**MATERIAL SHOWN**
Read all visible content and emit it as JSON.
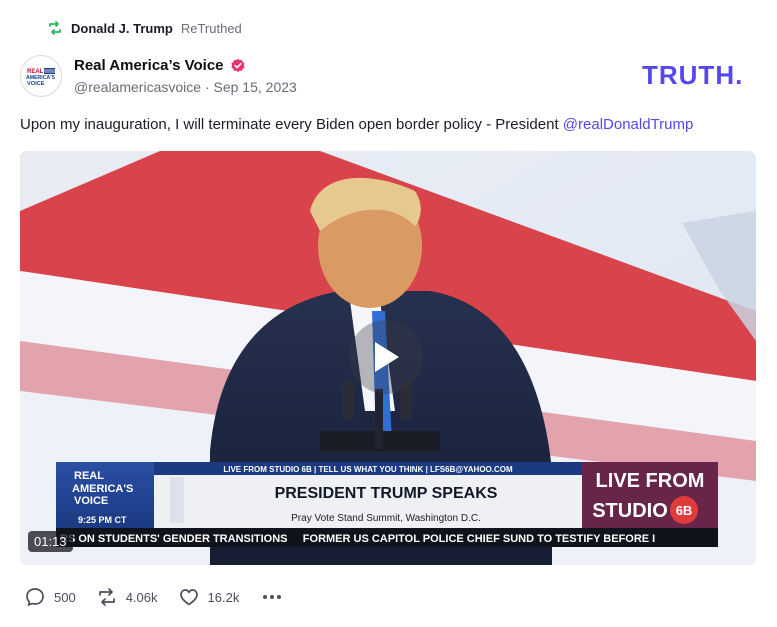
{
  "retruth": {
    "name": "Donald J. Trump",
    "label": "ReTruthed",
    "icon": "retruth-icon"
  },
  "author": {
    "name": "Real America’s Voice",
    "handle": "@realamericasvoice",
    "separator": "·",
    "date": "Sep 15, 2023",
    "avatar_text": [
      "REAL",
      "AMERICA'S",
      "VOICE"
    ],
    "verified_icon": "verified-badge-icon"
  },
  "brand": {
    "logo_text": "TRUTH.",
    "color": "#5448ee"
  },
  "post": {
    "text": "Upon my inauguration, I will terminate every Biden open border policy - President ",
    "mention": "@realDonaldTrump"
  },
  "media": {
    "duration": "01:13",
    "play_icon": "play-icon",
    "lower_third": {
      "network_lines": [
        "REAL",
        "AMERICA'S",
        "VOICE"
      ],
      "time": "9:25 PM CT",
      "top_bar": "LIVE FROM STUDIO 6B | TELL US WHAT YOU THINK | LFS6B@YAHOO.COM",
      "headline": "PRESIDENT TRUMP SPEAKS",
      "subline": "Pray Vote Stand Summit, Washington D.C.",
      "badge_line1": "LIVE FROM",
      "badge_line2": "STUDIO",
      "badge_num": "6B",
      "ticker": "RS ON STUDENTS' GENDER TRANSITIONS     FORMER US CAPITOL POLICE CHIEF SUND TO TESTIFY BEFORE I"
    }
  },
  "actions": {
    "replies": "500",
    "retruths": "4.06k",
    "likes": "16.2k"
  }
}
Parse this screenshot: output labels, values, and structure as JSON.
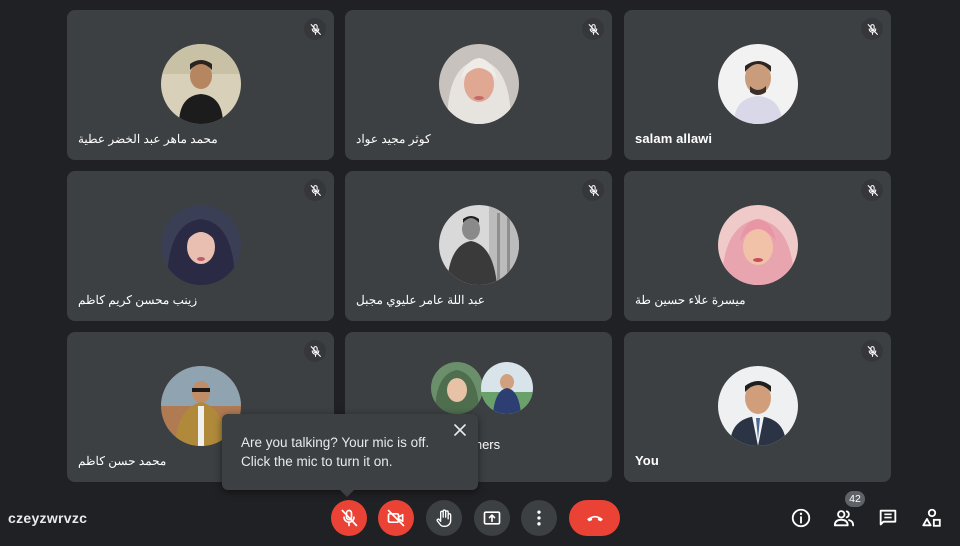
{
  "participants": [
    {
      "name": "محمد ماهر عبد الخضر عطية"
    },
    {
      "name": "كوثر مجيد عواد"
    },
    {
      "name": "salam allawi"
    },
    {
      "name": "زينب محسن كريم كاظم"
    },
    {
      "name": "عبد اللة عامر عليوي مجبل"
    },
    {
      "name": "ميسرة علاء حسين طة"
    },
    {
      "name": "محمد حسن كاظم"
    },
    {
      "name": "You"
    }
  ],
  "others_tile": {
    "label": "others"
  },
  "tooltip": {
    "line1": "Are you talking? Your mic is off.",
    "line2": "Click the mic to turn it on."
  },
  "meeting_code": "czeyzwrvzc",
  "people_count": "42",
  "colors": {
    "background": "#202124",
    "tile": "#3c4043",
    "danger": "#ea4335",
    "text": "#ffffff"
  },
  "icons": {
    "tile_status": "mic-off-icon",
    "controls": [
      "mic-off-icon",
      "camera-off-icon",
      "raise-hand-icon",
      "present-screen-icon",
      "more-options-icon",
      "end-call-icon"
    ],
    "side": [
      "info-icon",
      "people-icon",
      "chat-icon",
      "activities-icon"
    ]
  }
}
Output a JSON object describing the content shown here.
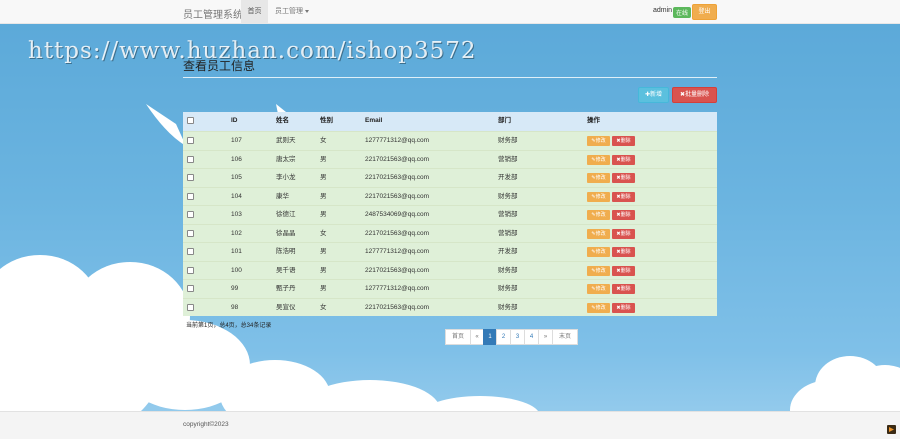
{
  "navbar": {
    "brand": "员工管理系统",
    "home": "首页",
    "employee_menu": "员工管理",
    "user": "admin",
    "status_badge": "在线",
    "logout": "登出"
  },
  "watermark": "https://www.huzhan.com/ishop3572",
  "page": {
    "title": "查看员工信息",
    "add_button": "新增",
    "batch_delete_button": "批量删除"
  },
  "table": {
    "headers": [
      "ID",
      "姓名",
      "性别",
      "Email",
      "部门",
      "操作"
    ],
    "edit_label": "修改",
    "delete_label": "删除",
    "rows": [
      {
        "id": "107",
        "name": "武则天",
        "gender": "女",
        "email": "1277771312@qq.com",
        "dept": "财务部"
      },
      {
        "id": "106",
        "name": "唐太宗",
        "gender": "男",
        "email": "2217021563@qq.com",
        "dept": "营销部"
      },
      {
        "id": "105",
        "name": "李小龙",
        "gender": "男",
        "email": "2217021563@qq.com",
        "dept": "开发部"
      },
      {
        "id": "104",
        "name": "康华",
        "gender": "男",
        "email": "2217021563@qq.com",
        "dept": "财务部"
      },
      {
        "id": "103",
        "name": "徐德江",
        "gender": "男",
        "email": "2487534069@qq.com",
        "dept": "营销部"
      },
      {
        "id": "102",
        "name": "徐晶晶",
        "gender": "女",
        "email": "2217021563@qq.com",
        "dept": "营销部"
      },
      {
        "id": "101",
        "name": "陈浩明",
        "gender": "男",
        "email": "1277771312@qq.com",
        "dept": "开发部"
      },
      {
        "id": "100",
        "name": "吴千语",
        "gender": "男",
        "email": "2217021563@qq.com",
        "dept": "财务部"
      },
      {
        "id": "99",
        "name": "甄子丹",
        "gender": "男",
        "email": "1277771312@qq.com",
        "dept": "财务部"
      },
      {
        "id": "98",
        "name": "吴宣仪",
        "gender": "女",
        "email": "2217021563@qq.com",
        "dept": "财务部"
      }
    ]
  },
  "page_info": "当前第1页，总4页，总34条记录",
  "pagination": {
    "first": "首页",
    "prev": "«",
    "pages": [
      "1",
      "2",
      "3",
      "4"
    ],
    "active_page": "1",
    "next": "»",
    "last": "末页"
  },
  "footer": {
    "copyright": "copyright©2023"
  },
  "colors": {
    "sky": "#6bb4e0",
    "primary": "#337ab7",
    "success": "#5cb85c",
    "warning": "#f0ad4e",
    "danger": "#d9534f",
    "info": "#5bc0de",
    "row_bg": "#dff0d8",
    "header_bg": "#d7e9f7"
  },
  "icons": {
    "add": "plus-icon",
    "batch_delete": "x-icon",
    "edit": "pencil-icon",
    "delete": "x-icon"
  }
}
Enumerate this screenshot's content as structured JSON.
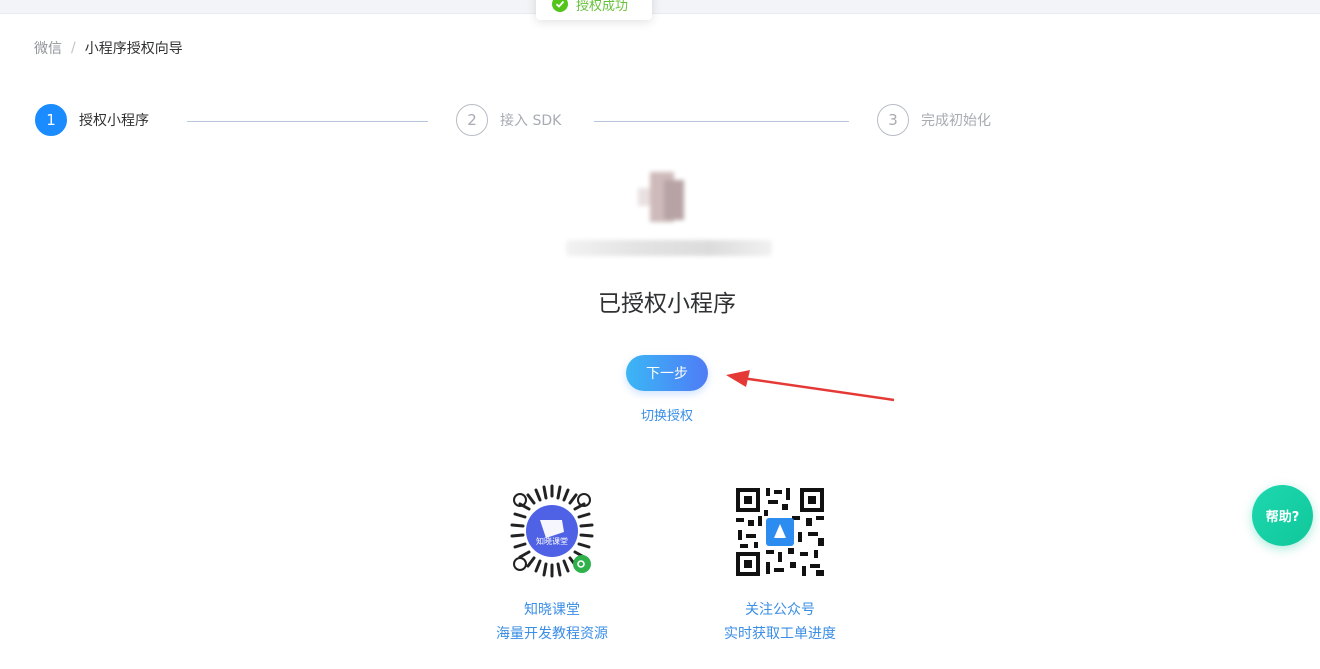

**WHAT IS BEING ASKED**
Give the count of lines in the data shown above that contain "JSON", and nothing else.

**EXERCISE ANSWER**
4